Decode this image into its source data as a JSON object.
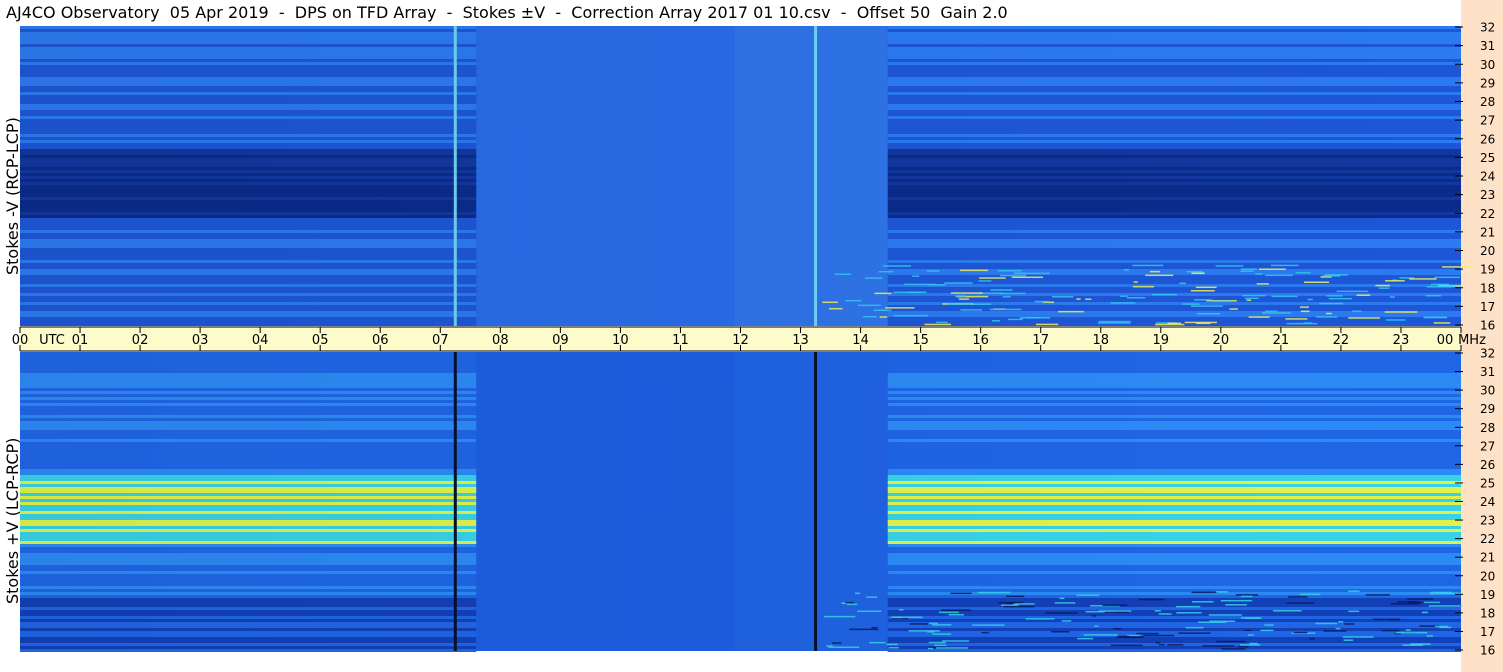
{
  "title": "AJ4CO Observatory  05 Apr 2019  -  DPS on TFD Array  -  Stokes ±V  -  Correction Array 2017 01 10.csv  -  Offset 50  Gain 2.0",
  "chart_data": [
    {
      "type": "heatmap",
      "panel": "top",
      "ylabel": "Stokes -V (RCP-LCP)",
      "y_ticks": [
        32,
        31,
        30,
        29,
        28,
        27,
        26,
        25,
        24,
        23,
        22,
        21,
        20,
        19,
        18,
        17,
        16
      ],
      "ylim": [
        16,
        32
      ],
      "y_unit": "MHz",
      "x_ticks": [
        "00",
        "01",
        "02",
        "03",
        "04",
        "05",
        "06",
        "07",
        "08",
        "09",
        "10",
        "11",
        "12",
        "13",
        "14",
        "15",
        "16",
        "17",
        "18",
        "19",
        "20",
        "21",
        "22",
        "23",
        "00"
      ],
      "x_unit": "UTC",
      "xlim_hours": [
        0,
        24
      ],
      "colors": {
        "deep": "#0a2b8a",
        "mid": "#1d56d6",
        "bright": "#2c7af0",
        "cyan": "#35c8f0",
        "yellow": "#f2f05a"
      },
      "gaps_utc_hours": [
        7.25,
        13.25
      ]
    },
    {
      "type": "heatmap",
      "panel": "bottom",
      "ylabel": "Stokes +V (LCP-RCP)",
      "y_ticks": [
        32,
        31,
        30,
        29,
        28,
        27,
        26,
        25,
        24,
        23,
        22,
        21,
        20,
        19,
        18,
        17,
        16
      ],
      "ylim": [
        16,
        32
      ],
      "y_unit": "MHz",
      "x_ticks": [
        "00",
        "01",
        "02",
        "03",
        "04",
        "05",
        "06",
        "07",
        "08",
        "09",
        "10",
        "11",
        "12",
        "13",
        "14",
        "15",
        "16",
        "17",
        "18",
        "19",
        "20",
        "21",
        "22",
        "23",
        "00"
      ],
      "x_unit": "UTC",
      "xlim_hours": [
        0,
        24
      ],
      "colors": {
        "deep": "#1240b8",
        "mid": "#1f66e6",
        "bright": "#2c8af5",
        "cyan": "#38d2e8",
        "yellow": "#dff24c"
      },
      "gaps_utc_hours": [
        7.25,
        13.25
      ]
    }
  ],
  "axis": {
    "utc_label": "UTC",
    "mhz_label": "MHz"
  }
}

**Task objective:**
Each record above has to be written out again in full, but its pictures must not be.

**Written solution:**
Decode this image into its source data as a JSON object.
{
  "title": "AJ4CO Observatory  05 Apr 2019  -  DPS on TFD Array  -  Stokes ±V  -  Correction Array 2017 01 10.csv  -  Offset 50  Gain 2.0",
  "chart_data": [
    {
      "type": "heatmap",
      "panel": "top",
      "ylabel": "Stokes -V (RCP-LCP)",
      "y_ticks": [
        32,
        31,
        30,
        29,
        28,
        27,
        26,
        25,
        24,
        23,
        22,
        21,
        20,
        19,
        18,
        17,
        16
      ],
      "ylim": [
        16,
        32
      ],
      "y_unit": "MHz",
      "x_ticks": [
        "00",
        "01",
        "02",
        "03",
        "04",
        "05",
        "06",
        "07",
        "08",
        "09",
        "10",
        "11",
        "12",
        "13",
        "14",
        "15",
        "16",
        "17",
        "18",
        "19",
        "20",
        "21",
        "22",
        "23",
        "00"
      ],
      "x_unit": "UTC",
      "xlim_hours": [
        0,
        24
      ],
      "colors": {
        "deep": "#0a2b8a",
        "mid": "#1d56d6",
        "bright": "#2c7af0",
        "cyan": "#35c8f0",
        "yellow": "#f2f05a"
      },
      "gaps_utc_hours": [
        7.25,
        13.25
      ]
    },
    {
      "type": "heatmap",
      "panel": "bottom",
      "ylabel": "Stokes +V (LCP-RCP)",
      "y_ticks": [
        32,
        31,
        30,
        29,
        28,
        27,
        26,
        25,
        24,
        23,
        22,
        21,
        20,
        19,
        18,
        17,
        16
      ],
      "ylim": [
        16,
        32
      ],
      "y_unit": "MHz",
      "x_ticks": [
        "00",
        "01",
        "02",
        "03",
        "04",
        "05",
        "06",
        "07",
        "08",
        "09",
        "10",
        "11",
        "12",
        "13",
        "14",
        "15",
        "16",
        "17",
        "18",
        "19",
        "20",
        "21",
        "22",
        "23",
        "00"
      ],
      "x_unit": "UTC",
      "xlim_hours": [
        0,
        24
      ],
      "colors": {
        "deep": "#1240b8",
        "mid": "#1f66e6",
        "bright": "#2c8af5",
        "cyan": "#38d2e8",
        "yellow": "#dff24c"
      },
      "gaps_utc_hours": [
        7.25,
        13.25
      ]
    }
  ],
  "axis": {
    "utc_label": "UTC",
    "mhz_label": "MHz"
  }
}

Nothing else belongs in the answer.